Why India needs open data for better urban mobility
By tapping into the potential of open data, India can make transport more responsive to city dwellers' mobility needs. Photo by Jonathan E. Shaw/Flickr.
India’s new initiative to create smart cities across the country has brought back to light the need for open and accessible data. Although the government legitimized the Right to Information Act in 2005, the  data or information requested is usually ...
Car sharing the next wave of innovation for Brazilian cities
Last year, Recife (pictured) became the first city in Brazil to introduce car-sharing in an effort to curb congestion and expand mobility options in the city. Photo by Marcio Cabral de Moura/Flickr.
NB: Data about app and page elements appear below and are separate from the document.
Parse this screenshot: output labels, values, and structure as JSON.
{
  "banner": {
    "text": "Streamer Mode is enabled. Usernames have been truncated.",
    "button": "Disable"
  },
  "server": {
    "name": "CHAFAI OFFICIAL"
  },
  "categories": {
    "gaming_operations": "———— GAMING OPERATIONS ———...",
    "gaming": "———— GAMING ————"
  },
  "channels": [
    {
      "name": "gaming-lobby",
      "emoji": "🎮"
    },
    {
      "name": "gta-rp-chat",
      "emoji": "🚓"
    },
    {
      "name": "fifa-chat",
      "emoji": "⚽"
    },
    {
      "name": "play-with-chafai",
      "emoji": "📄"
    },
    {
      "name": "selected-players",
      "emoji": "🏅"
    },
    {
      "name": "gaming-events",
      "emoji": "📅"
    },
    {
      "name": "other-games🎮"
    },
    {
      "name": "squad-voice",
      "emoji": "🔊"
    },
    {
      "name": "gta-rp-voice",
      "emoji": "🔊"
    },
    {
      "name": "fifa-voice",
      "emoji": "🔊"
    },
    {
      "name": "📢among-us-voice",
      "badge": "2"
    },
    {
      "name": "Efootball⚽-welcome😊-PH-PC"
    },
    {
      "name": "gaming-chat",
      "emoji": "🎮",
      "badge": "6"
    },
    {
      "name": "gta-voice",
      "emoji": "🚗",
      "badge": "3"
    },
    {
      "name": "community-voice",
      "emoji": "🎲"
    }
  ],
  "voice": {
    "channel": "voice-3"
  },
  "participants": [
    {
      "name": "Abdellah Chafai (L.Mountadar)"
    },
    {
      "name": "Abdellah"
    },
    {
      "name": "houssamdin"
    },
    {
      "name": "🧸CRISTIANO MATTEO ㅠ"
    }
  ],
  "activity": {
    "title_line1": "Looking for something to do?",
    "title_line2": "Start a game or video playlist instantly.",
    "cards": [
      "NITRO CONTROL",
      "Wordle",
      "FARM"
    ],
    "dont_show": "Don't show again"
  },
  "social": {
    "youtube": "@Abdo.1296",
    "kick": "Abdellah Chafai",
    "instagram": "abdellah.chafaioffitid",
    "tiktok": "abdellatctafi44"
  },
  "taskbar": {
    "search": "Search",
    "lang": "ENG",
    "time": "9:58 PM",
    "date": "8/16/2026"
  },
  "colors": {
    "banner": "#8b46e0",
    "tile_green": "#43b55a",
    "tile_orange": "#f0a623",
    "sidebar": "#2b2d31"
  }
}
Driving a car is often the easiest, most straightforward mobility option for many urban residents. There are a laundry list of reasons people just can’t seem to live without cars in cities: because they don’t feel that public transport or ...
‘I want to ride the pink bus’: The problem with public transport’s public image
Bangalore’s BIG Bus network is bright, colorful, and saves city residents time and money. Photo by Benoit Colin/EMBARQ.
In many parts of the world, the bus is suffering from a public image crisis. According to a report by the US Federal Transit Administration, many people already look down on public transport in general, and the bus in particular ...
Empowering citizens to shape their city: Brazil’s new approach to public participation
Brazilian cities like Belo Horizonte are embracing public participation as a way to improve their citizens’ quality of life. Photo by Mariana Gil/EMBARQ Brasil.
Citizen participation is a critical—and often overlooked—aspect of successful urban planning. For public policies and services to actually have a positive impact on people’s daily lives, city leaders need to have a clear picture of the particular needs of the ...
Friday Fun: Bogotá, Colombia celebrates its 15th annual car-free day
For Bogota’s 15th annual car-free day yesterday, residents had the chance to walk and bike together in their city’s streets to build a year-round culture of sustainable mobility. Photo by Carlos Felipe Pardo/Flickr.
Yesterday, Bogotá, Colombia celebrated the 15th anniversary of its annual car-free day. Between 5am and 7:30pm, residents left their cars behind and turned to a variety of other modes of transport—a symbolic act that 63 percent of citizens institutionalized through ...
Overcoming China’s institutional barriers to sustainable urban transport
As it stands, bureaucracy and lack of government accountability are some of China's greatest barriers to achieving sustainable urban mobility. Photo by Jonathan/Flickr.
China’s top-down system of decision-making has been the root of many transformative changes in the past. So why has it recently been so hard to rally city leaders behind low-carbon transport? The answer has two sides: institutional complexity and lack ...
Friday Fun: Addis Ababa on the frontier of sustainable transport for African cities
Addis Ababa, Ethiopia's crowded downtown streets are soon to get some relief as the city prepares to open its first major public transport system, a light rail. Photo by Sam Effron/Flickr.
East Africa doesn’t make a lot of headlines for its sustainable transport achievements. That’s changing, as its cities are starting to pioneer innovative new projects to bring urban Africa into the spotlight for sustainable development. The challenges in the region ...
The two things India must get right for its economic future
Renewable energies and connected, compact cities are the key to unlocking sustainable economic growth for India's urban future. Photo by Binu K S/Flickr.
Taking even a quick look at India’s current pattern of growth, it’s not hard to see both the rising energy insecurity and the stress that cities across the country are experiencing. Congestion, urban sprawl, and poor access to reliable energy ...
Why public transport needs to work for women, too
Public transport in India needs to be safe, accessible, and responsive to the distinct needs of women. Photo by Benoit Colin/EMBARQ.
Men and women use public transport in different ways because of their distinct social roles and economic activities. Since women’s reasons for traveling generally differ from men’s, the purpose, frequency, and distance of their trips are also different. Additionally, safety ...
Transforming Transportation 2015: Turning momentum into action
Transforming Transportation 2015 helped inform clear actions city leaders can take to make sustainable mobility a reality in cities worldwide. Photo by Andrew Crump/Flickr.
What will the city of the future look like? How can we unlock the potential of urbanization to create safe, accessible and prosperous societies? At Transforming Transportation 2015 – the annual conference co-organized by the World Resources Institute and the World Bank– we learned about ...